The turning point for 4K has been the ability to make it accessible by both lowering the price and increasing efficiency of power consumption in 4K displays. This ensures they can achieve total cost of ownership that reflects the standards of investment in higher education establishments and delivers the picture quality and viewing standard today’s undergraduates expect. The use of 4K content is expected to grow from less than 10% to approximately 40% by 2020 and this applies in higher education throughout all departments and subjects.
In February we launched our first 4K Ultra HD projector featuring 5,000 lumen brightness; the Large Venue XJ-L8300HN, producing a 4K projector that doesn’t require replacement lamps and is very power efficient, in line with trends in the market.
The improvement in resolution of the media being produced on people’s phones and devices is also impacting the market. Multiple smartphone models with 4K displays debuted at CES this year, and 4K is now ubiquitous in laptops and tablets. The students using your facilities now have technology in their hands which has a higher resolution than many of the facilities on campus.

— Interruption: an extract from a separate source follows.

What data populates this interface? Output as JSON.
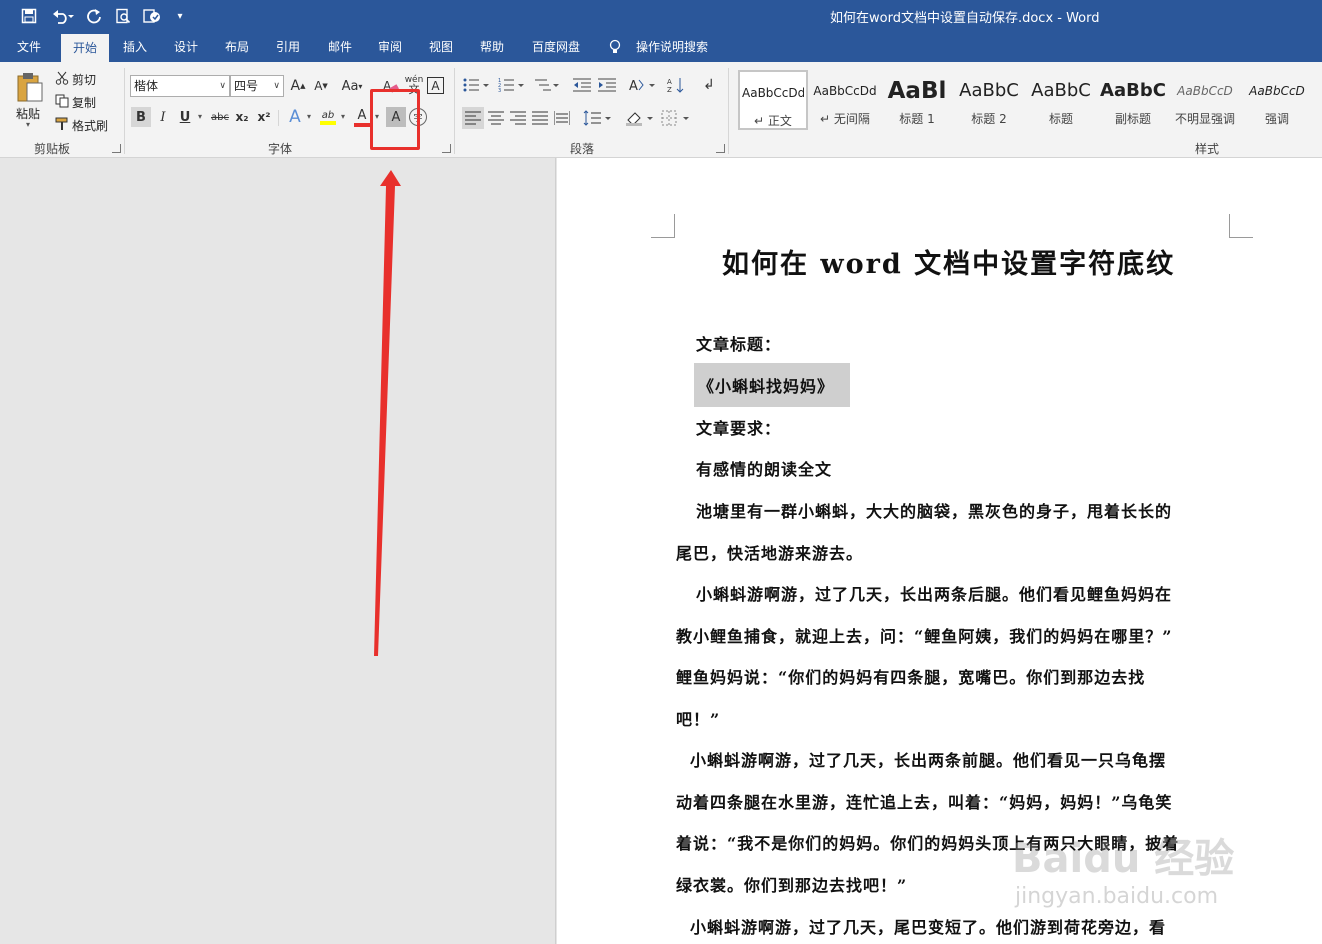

The use of 4K content is expected to grow from less than 10% to approximately 40% by 2020 and this applies in higher education throughout all departments and subjects
But do universities need 4K-enabled technologies? The need for a 4K projector can be ascertained by looking at the distance at which the content is being viewed, as well as the content itself.
The requirement for multiple sources with the proliferation of BYOD for lectures is a critical factor, as is the expectation of millennials for a great picture quality. Most importantly though students are producing their own 4K content with presentations, films and content used across most departments and disciplines, so this is no longer a question of future-proofing your investment, the future is now.